Lenore De Pree has been a writer and a painter all her life, always reaching out to respond to the beauty and pain of the world in either words or color forms. Born in a Dutch community in Chicago, raised in the Appalachian mountains of Kentucky where her parents took in 90 homeless children, and living in the Far East and Middle East with husband Gordon and their four children, Lenore has absorbed many rich influences into her work.
Writing and publishing steadily until 1981 (three books in New York and five in the Midwest) Lenore suddenly found herself in Saudi Arabia, where it seemed more advantageous to switch to visual art. She concentrated on researching and incorporating the ideas of Persian and Islamic art into an American form, carrying on that work when they returned to the United States, where she established an art gallery in the mountains of North Carolina.
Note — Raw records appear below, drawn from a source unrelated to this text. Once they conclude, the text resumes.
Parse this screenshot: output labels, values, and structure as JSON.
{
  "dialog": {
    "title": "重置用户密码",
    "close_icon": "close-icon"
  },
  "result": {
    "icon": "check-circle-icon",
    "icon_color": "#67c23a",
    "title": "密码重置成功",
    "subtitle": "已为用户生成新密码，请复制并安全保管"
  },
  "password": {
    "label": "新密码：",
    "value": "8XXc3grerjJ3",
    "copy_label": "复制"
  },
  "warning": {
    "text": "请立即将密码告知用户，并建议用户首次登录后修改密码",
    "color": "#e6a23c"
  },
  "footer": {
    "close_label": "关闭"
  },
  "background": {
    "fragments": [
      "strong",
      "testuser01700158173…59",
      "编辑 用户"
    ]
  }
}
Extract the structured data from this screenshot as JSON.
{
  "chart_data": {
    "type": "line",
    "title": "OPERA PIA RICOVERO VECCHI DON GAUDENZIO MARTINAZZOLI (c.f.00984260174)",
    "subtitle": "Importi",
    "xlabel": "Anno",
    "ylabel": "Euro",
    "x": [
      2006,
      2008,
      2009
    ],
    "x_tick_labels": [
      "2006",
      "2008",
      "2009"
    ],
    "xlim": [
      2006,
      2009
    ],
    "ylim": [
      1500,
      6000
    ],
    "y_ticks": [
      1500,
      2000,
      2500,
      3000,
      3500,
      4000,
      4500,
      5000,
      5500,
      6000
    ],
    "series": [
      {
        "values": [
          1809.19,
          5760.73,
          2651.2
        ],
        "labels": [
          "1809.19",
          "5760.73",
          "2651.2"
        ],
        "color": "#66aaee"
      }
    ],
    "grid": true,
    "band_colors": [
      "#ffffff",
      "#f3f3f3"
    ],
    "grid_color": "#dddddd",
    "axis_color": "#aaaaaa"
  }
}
In the fall of 2012, not having composed a book since the early eighties, the desire to write 47 Houses came on her like a firestorm. It was a story that had to be told! She began to write, dividing the material into sections of time and places in the world and stages of the journey. Given a thick notebook, a pack of pens, four soft pillows, an afghan, lots of candles, and a supportive husband and family, the story began to write itself. Scary things and funny things, love and fear and discovery...
De Pree did not use journals or diaries to record her journey. Her theory was if it is forgettable, forget it. If it has seared itself on your memory, tell it. Tell it until you laugh and cry yourself – and then share it.
That is what she has done.
47 Houses on the Long Journey Home.
While reading the story of "47 Houses on the long Journey Home" you will be aware of the presence of art; art in Hong Kong, art in Saudi Arabia, and the development of these world influences into a North Carolina American art leading into graphic design.
In order to make your reading experience more vivid, we are including a small "gallery" of this art. Unlike a story, which begins at the beginning and ends at the end, this "gallery" will begin with the present work, and trace it's way back into the sources which formed it.